**RECORDS PROVIDED:**
Start of Block
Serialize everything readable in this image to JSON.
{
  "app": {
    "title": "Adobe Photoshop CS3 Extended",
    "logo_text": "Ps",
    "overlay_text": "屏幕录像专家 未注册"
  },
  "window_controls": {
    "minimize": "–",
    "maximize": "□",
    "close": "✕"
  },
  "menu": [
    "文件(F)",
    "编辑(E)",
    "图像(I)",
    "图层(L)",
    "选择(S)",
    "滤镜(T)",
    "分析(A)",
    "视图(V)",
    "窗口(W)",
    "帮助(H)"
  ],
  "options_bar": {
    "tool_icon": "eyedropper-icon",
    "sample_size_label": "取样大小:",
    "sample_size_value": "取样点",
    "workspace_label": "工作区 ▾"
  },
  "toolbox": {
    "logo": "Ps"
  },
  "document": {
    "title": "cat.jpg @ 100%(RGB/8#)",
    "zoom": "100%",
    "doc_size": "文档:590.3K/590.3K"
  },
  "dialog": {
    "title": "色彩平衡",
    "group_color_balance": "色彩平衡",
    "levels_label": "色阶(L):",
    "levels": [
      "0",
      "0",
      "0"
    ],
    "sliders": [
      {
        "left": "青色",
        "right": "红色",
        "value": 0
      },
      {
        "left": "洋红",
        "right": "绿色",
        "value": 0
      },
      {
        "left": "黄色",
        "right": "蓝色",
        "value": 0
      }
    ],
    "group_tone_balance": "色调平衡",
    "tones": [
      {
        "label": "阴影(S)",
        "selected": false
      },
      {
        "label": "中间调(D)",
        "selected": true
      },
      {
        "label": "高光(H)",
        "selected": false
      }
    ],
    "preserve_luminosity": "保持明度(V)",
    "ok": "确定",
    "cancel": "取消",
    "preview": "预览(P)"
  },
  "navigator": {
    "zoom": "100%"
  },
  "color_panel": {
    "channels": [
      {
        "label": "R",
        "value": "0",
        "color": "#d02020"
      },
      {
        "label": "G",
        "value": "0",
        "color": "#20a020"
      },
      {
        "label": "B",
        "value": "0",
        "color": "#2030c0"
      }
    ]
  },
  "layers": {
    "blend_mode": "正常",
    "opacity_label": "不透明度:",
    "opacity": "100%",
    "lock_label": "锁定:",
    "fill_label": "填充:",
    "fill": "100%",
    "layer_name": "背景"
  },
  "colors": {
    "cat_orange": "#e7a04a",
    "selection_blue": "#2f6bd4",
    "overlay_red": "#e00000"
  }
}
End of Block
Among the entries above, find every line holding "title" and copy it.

    "title": "Adobe Photoshop CS3 Extended",
    "title": "cat.jpg @ 100%(RGB/8#)",
    "title": "色彩平衡",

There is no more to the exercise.